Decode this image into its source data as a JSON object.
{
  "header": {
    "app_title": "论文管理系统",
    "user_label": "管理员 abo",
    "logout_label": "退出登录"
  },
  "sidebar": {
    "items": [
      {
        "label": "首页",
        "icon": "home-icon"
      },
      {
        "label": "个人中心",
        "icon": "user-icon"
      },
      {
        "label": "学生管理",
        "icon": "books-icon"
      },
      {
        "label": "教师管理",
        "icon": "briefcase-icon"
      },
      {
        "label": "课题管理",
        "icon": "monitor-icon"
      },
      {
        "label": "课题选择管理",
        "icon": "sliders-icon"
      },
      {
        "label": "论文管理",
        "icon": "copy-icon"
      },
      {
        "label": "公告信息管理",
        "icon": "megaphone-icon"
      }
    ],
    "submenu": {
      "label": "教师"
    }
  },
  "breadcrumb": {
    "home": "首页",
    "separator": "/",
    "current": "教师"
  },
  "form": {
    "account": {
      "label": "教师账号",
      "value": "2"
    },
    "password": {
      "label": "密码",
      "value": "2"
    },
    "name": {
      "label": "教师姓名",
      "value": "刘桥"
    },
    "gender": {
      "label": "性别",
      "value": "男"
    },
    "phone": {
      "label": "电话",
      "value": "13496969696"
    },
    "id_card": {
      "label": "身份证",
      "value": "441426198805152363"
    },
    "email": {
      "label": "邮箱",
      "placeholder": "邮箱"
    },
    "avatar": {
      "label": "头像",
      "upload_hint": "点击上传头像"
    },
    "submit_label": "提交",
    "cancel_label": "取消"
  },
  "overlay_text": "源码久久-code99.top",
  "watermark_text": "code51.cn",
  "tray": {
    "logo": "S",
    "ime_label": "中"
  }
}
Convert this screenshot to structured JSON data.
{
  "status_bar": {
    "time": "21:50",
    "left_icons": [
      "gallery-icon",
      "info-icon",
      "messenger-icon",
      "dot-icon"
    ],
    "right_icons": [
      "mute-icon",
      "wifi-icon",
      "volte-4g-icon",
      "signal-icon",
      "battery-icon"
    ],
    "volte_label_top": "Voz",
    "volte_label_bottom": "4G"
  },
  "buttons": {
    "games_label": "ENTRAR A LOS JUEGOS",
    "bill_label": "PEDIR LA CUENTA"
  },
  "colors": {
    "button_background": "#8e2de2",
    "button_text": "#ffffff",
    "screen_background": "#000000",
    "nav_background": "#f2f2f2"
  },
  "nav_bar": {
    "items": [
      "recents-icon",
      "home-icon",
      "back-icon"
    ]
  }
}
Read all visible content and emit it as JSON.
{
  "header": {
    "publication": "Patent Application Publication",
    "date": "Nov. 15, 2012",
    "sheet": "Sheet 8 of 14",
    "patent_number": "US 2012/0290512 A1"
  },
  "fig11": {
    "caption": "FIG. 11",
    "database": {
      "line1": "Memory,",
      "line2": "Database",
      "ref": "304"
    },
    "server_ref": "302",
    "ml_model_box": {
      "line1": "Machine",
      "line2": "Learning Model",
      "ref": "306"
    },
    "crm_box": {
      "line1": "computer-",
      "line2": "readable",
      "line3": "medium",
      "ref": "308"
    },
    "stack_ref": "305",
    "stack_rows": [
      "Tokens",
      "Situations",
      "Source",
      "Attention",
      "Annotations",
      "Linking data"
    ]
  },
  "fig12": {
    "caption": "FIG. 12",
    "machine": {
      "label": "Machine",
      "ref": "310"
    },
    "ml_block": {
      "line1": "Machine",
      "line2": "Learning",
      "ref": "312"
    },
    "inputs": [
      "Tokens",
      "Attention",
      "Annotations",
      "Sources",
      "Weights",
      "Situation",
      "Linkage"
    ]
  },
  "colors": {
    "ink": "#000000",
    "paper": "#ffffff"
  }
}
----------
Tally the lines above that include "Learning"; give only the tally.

**Expected answer:** 2